The Governor of the Central Bank of Nigeria, CBN, Godwin Emefiele has offered explanations as to why it banned the importation of milk and other dairy products, saying that the economic burden on such commodities are no longer bearable by the country.
Mr Emefiele, who made this known while addressing reporters at the end of the bi-monthly Monetary Policy Committee, MPC, meeting in Abuja on Tuesday, said about $1.5 billion are spent yearly to import milk into the country.
He said: “We can no longer continue to spend close to $1.2 billion to $1.5 billion, importing milk into the country, a product we can produce.
“To some extent, they (milk importers) should help us also to reduce the rate of herders, farmers conflict.”
Mr Emefiele said CBN had held several meetings with milk importers, the first being about three years ago, after the introduction of forex restrictions on over 40 items.
He said: “About three and half years ago, when the policy on restriction of forex started, we considered including milk on the list of items under restriction from forex, but we conjectured that based on sentiment some people are bound to express, that we should be very careful.
“We called on the management of the oldest milk importer into Nigeria, WAMCO into Central Bank office in Lagos.
“We held at least three meetings with them and we told them this would have happened but we decided not to allow it to happen, that we are trying to use the opportunity to appeal to them to do backward integration. ‘Integrate backward and begin the process of development and produce your milk in Nigeria”.
“Importers could also support the pastoralists, get them concentrated in one place instead of moving around. Provide them facilities like water, hospitals, schools.
“If you are in a community and you want to enjoy the proceeds of that community there is nothing wrong in providing certain things for the communities to blossom.
“The proceeds of what you get in return will be your milk to recoup your investments.
“Those are the kind of things we expect companies that are importing milk into Nigeria to do. Unfortunately, after three years, nothing has happened.”
“If the journey was started three years ago, perhaps the herders, farmers conflict that we see today would not have been as intense as it is this time.
“We would need your help at this time because we can no longer wait for you to continue to be importing this product into Nigeria because we are convinced it can be produced in Nigeria.
“The farmers can acquire land and begin to graze their own cows and fatten them and get the milk, and then they can also be complemented by pastoralists who own their own small holder cows under a small farming holder arrangement, they can also get milk from them.”
However, the milk importers ignored Emefiele’s advice which has now led to the forex restrictions on milk importation.
According to Mr Emefiele, “Nigeria belongs to us, when we have policy, we want people to respect the policy of this country.
“The amount we spend importing milk is too high.

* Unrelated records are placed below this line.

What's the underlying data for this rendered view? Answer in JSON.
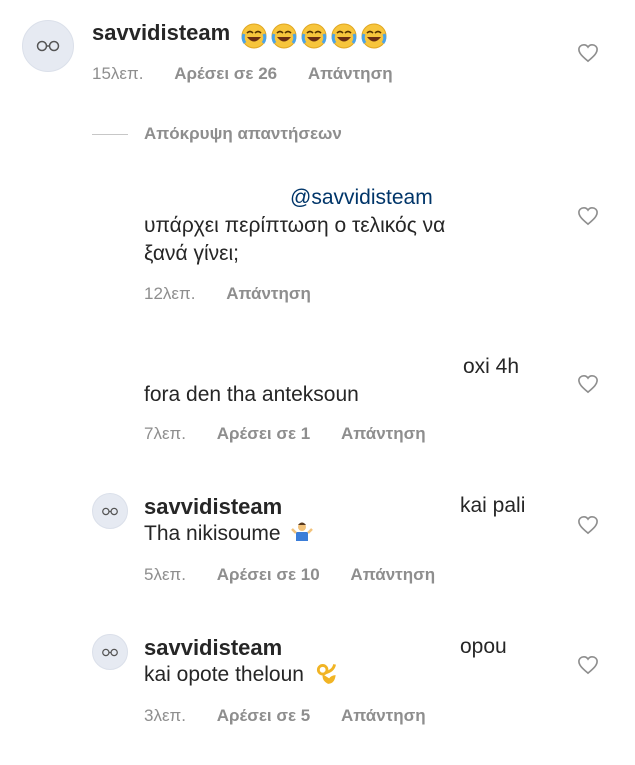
{
  "comments": [
    {
      "username": "savvidisteam",
      "text_line1": "",
      "text_line2": "",
      "time": "15λεπ.",
      "likes": "Αρέσει σε 26",
      "reply": "Απάντηση",
      "emoji": "joy-emoji-x5"
    },
    {
      "mention": "@savvidisteam",
      "text_line1": "υπάρχει περίπτωση ο τελικός να",
      "text_line2": "ξανά γίνει;",
      "time": "12λεπ.",
      "reply": "Απάντηση"
    },
    {
      "text_line1": "oxi 4h",
      "text_line2": "fora den tha anteksoun",
      "time": "7λεπ.",
      "likes": "Αρέσει σε 1",
      "reply": "Απάντηση"
    },
    {
      "username": "savvidisteam",
      "text_line1": "kai pali",
      "text_line2": "Tha nikisoume",
      "time": "5λεπ.",
      "likes": "Αρέσει σε 10",
      "reply": "Απάντηση",
      "emoji": "person-shrugging-emoji"
    },
    {
      "username": "savvidisteam",
      "text_line1": "opou",
      "text_line2": "kai opote theloun",
      "time": "3λεπ.",
      "likes": "Αρέσει σε 5",
      "reply": "Απάντηση",
      "emoji": "ok-hand-emoji"
    }
  ],
  "hide_replies": "Απόκρυψη απαντήσεων",
  "colors": {
    "text": "#262626",
    "meta": "#8e8e8e",
    "mention": "#003569",
    "line": "#c7c7c7"
  }
}
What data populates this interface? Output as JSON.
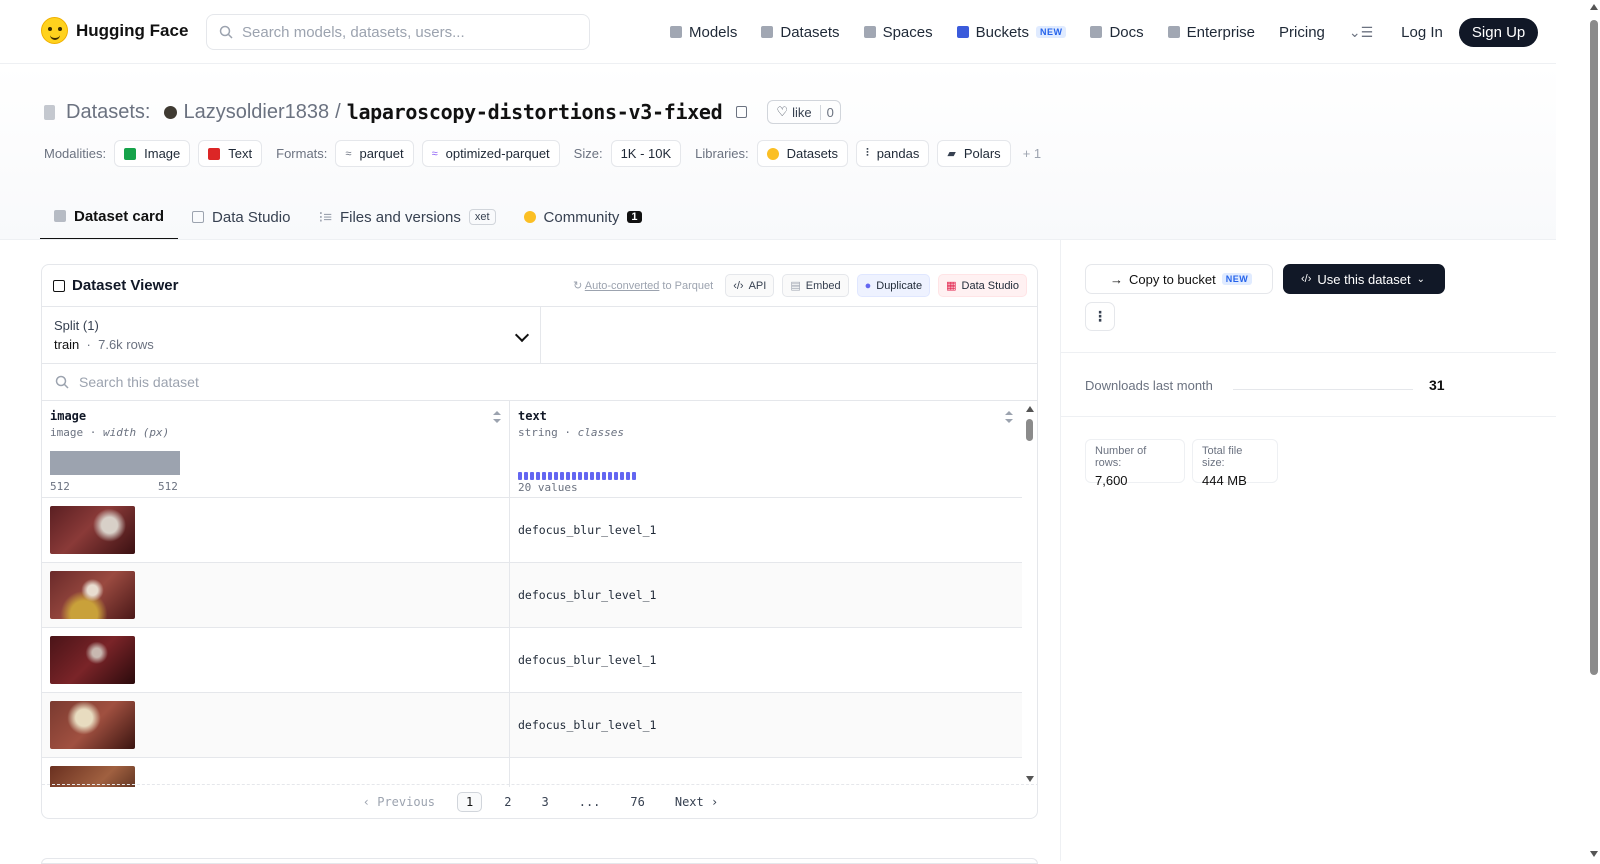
{
  "nav": {
    "brand": "Hugging Face",
    "search_placeholder": "Search models, datasets, users...",
    "links": [
      {
        "label": "Models",
        "icon": "cube-icon"
      },
      {
        "label": "Datasets",
        "icon": "database-icon"
      },
      {
        "label": "Spaces",
        "icon": "grid-icon"
      },
      {
        "label": "Buckets",
        "icon": "bucket-icon",
        "badge": "NEW"
      },
      {
        "label": "Docs",
        "icon": "book-icon"
      },
      {
        "label": "Enterprise",
        "icon": "building-icon"
      },
      {
        "label": "Pricing"
      }
    ],
    "login": "Log In",
    "signup": "Sign Up"
  },
  "header": {
    "section": "Datasets:",
    "owner": "Lazysoldier1838",
    "separator": "/",
    "repo": "laparoscopy-distortions-v3-fixed",
    "like_label": "like",
    "like_count": "0",
    "modalities_label": "Modalities:",
    "modalities": [
      "Image",
      "Text"
    ],
    "formats_label": "Formats:",
    "formats": [
      "parquet",
      "optimized-parquet"
    ],
    "size_label": "Size:",
    "size": "1K - 10K",
    "libraries_label": "Libraries:",
    "libraries": [
      "Datasets",
      "pandas",
      "Polars"
    ],
    "more": "+ 1"
  },
  "tabs": [
    {
      "label": "Dataset card",
      "active": true
    },
    {
      "label": "Data Studio"
    },
    {
      "label": "Files and versions",
      "badge": "xet"
    },
    {
      "label": "Community",
      "badge": "1"
    }
  ],
  "viewer": {
    "title": "Dataset Viewer",
    "auto_converted": "Auto-converted",
    "to_parquet": " to Parquet",
    "api": "API",
    "embed": "Embed",
    "duplicate": "Duplicate",
    "data_studio": "Data Studio",
    "split_label": "Split (1)",
    "split_name": "train",
    "split_sep": "·",
    "split_rows": "7.6k rows",
    "search_placeholder": "Search this dataset",
    "columns": [
      {
        "name": "image",
        "type": "image",
        "sub": "width (px)",
        "min": "512",
        "max": "512"
      },
      {
        "name": "text",
        "type": "string",
        "sub": "classes",
        "values": "20 values"
      }
    ],
    "rows": [
      {
        "text": "defocus_blur_level_1"
      },
      {
        "text": "defocus_blur_level_1"
      },
      {
        "text": "defocus_blur_level_1"
      },
      {
        "text": "defocus_blur_level_1"
      },
      {
        "text": ""
      }
    ],
    "pager": {
      "prev": "Previous",
      "pages": [
        "1",
        "2",
        "3",
        "...",
        "76"
      ],
      "next": "Next",
      "current": "1"
    }
  },
  "sidebar": {
    "copy_bucket": "Copy to bucket",
    "copy_badge": "NEW",
    "use_dataset": "Use this dataset",
    "more": "⋮",
    "downloads_label": "Downloads last month",
    "downloads_value": "31",
    "rows_label": "Number of rows:",
    "rows_value": "7,600",
    "filesize_label": "Total file size:",
    "filesize_value": "444 MB"
  }
}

We are saying, by doing backward integration, help us to reduce or limit herders and farmers conflict in Nigeria and we are determined to make milk production in Nigeria a viable economic proposition.
“By the time we restrict you, if you need loan to acquire land, we will give you, if you need loan to grow your grass, we will give you; to produce water, we will give you loan.
“But that you will continue to import milk into the country, I think we are getting to the end of road.
“I will repeat, we are really getting to end of the road. The era of releasing forex for importation is coming to an end, and it will come soon than expected.”